Colvard on how he expects the film to play at Sundance…
Inevitably, there are some who will, no matter what, reduce this project to an “incest” film. While that assessment may be unavoidable, I believe that “Family Affair” is a story that will resonate with anyone who’s found themselves making accommodations for a parent that was abusive, neglectful or simply unavailable when they were a child. I meet a lot people who say that although they weren’t molested as a child, they did have a parent who was an alcoholic, verbally abusive, self-absorbed, or cheated on their mother or some act of betrayal that only a parent can commit… and that today they find themselves still struggling with that past — mostly because they remain complicit in creating the illusion of a happy and cohesive family.

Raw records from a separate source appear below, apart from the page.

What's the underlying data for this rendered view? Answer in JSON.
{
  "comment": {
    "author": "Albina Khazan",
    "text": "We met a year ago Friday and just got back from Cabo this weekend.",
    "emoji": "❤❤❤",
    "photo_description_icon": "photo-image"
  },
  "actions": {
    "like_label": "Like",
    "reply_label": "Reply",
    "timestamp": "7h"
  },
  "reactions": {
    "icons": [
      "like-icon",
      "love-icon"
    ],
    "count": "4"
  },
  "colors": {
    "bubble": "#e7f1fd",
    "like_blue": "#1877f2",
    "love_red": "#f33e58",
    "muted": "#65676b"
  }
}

The films that influenced him…
“A Boy’s Life,” “Best Boy,” “Capturing the Friedmans,” “51 Birch Street,” “The Woodsman,” “City of Children,” “The Color Purple.” Each of these films dealt with families in crisis. As sensitive and volatile as the subject matter of each of these films are, the filmmakers were very careful to not solely reduce their characters/subjects to the worst act committed by or against them. And while any of these films could have turned into a investigative reporting or sanitized version of itself, they all managed to bring a certain eloquence and intimacy to their storytelling, which I hope I’ve captured in “Family Affair.”
On his future projects…
I have started research and development on a project that examines the history of “Black Russians” and present day rise in hate crimes against them. The story will focus on four subjects: a neo-nazi Russian, a Black Russian student, a “mixed race” Russian, and an Albanian living in Russian, also considered “Black” in a derogatory manner by white Russians.
[indieWIRE invited directors with films in the Sundance U.S. Dramatic & Documentary Competitions as well as the NEXT section to submit responses in their own words about their films. These profiles are being published through the beginning of the 2010 Sundance Film Festival. To prompt the discussion, iW asked the filmmakers about what inspired their films, the challenges they faced and other general questions. They were also free to add additional comments related to their projects.]